• [Task to complete]: Would you copy the records exactly, leaving the pictures out?
---- Available records
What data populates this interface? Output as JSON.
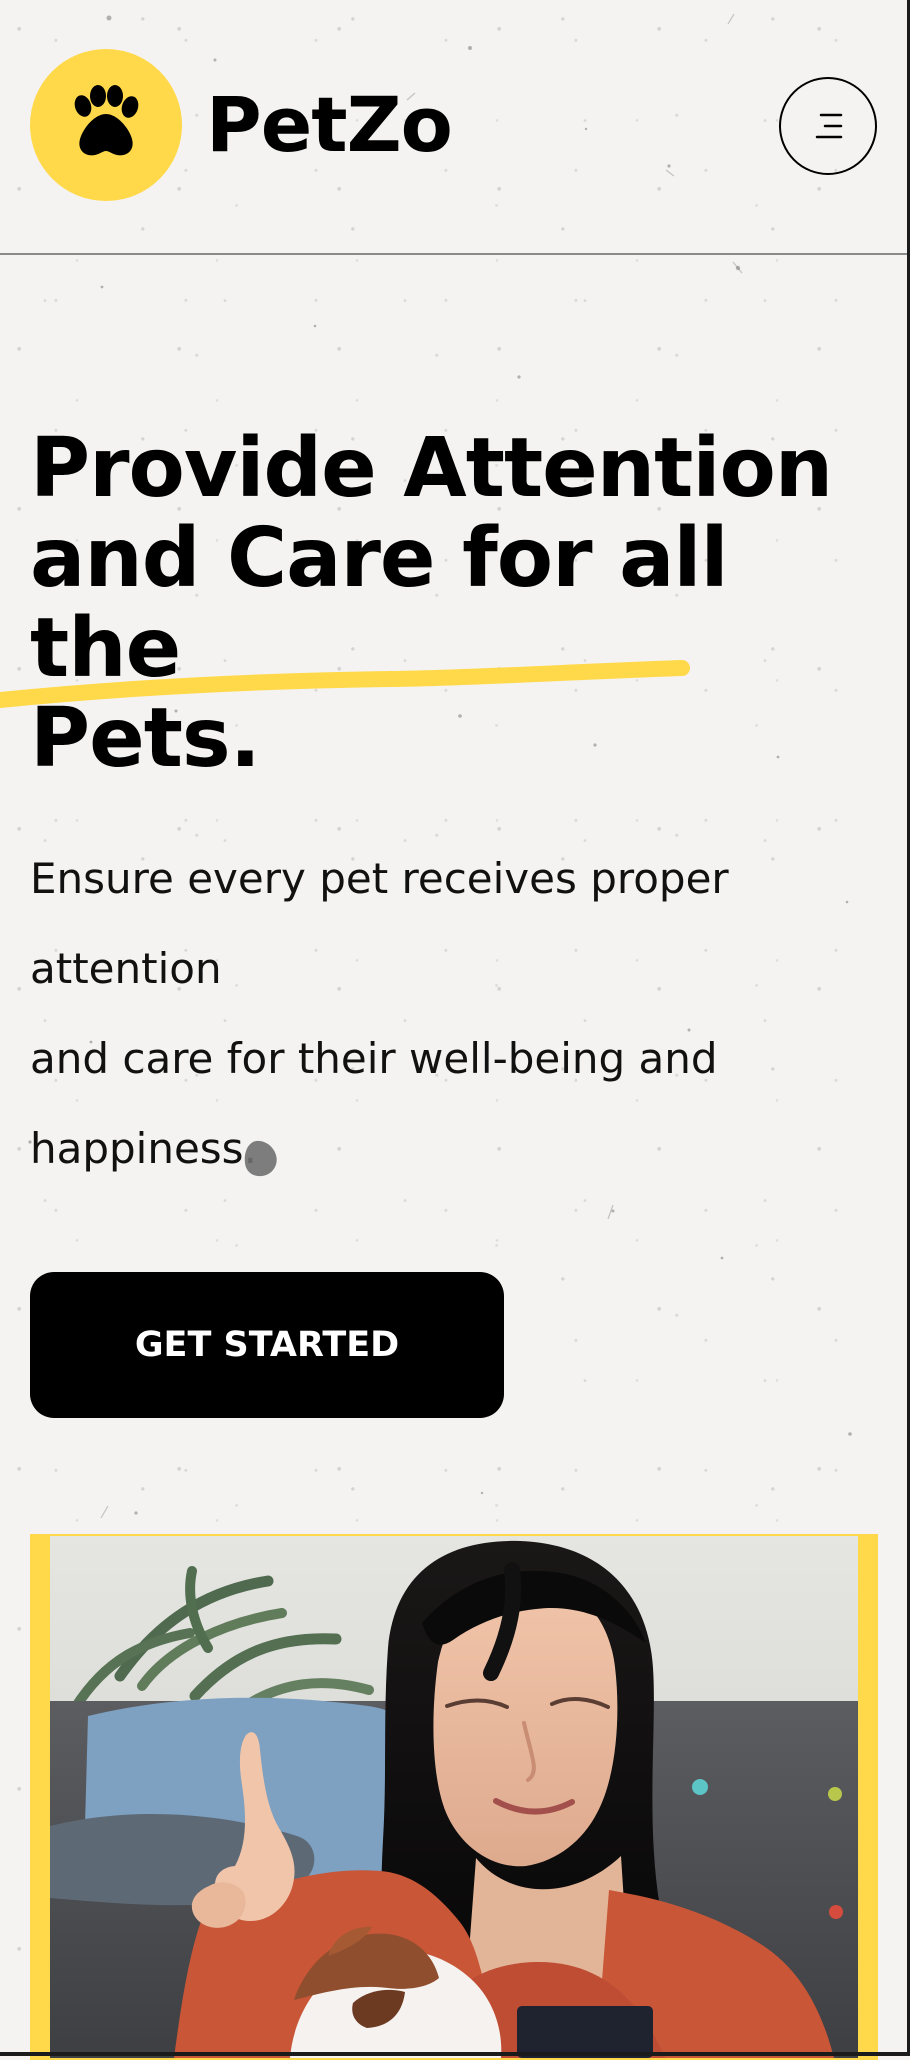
{
  "brand": {
    "name": "PetZo",
    "logo_icon": "paw-icon",
    "accent_color": "#ffd94a"
  },
  "header": {
    "menu_icon": "menu-icon"
  },
  "hero": {
    "title_lines": [
      "Provide Attention",
      "and Care for all the",
      "Pets."
    ],
    "description_lines": [
      "Ensure every pet receives proper attention",
      "and care for their well-being and",
      "happiness."
    ],
    "cta_label": "GET STARTED"
  },
  "colors": {
    "background": "#f4f3f1",
    "text": "#000000",
    "button": "#000000",
    "button_text": "#ffffff",
    "highlight": "#ffd94a"
  }
}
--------
• [Answer space]:
What data populates this interface? Output as JSON.
{
  "brand": {
    "name": "PetZo",
    "logo_icon": "paw-icon",
    "accent_color": "#ffd94a"
  },
  "header": {
    "menu_icon": "menu-icon"
  },
  "hero": {
    "title_lines": [
      "Provide Attention",
      "and Care for all the",
      "Pets."
    ],
    "description_lines": [
      "Ensure every pet receives proper attention",
      "and care for their well-being and",
      "happiness."
    ],
    "cta_label": "GET STARTED"
  },
  "colors": {
    "background": "#f4f3f1",
    "text": "#000000",
    "button": "#000000",
    "button_text": "#ffffff",
    "highlight": "#ffd94a"
  }
}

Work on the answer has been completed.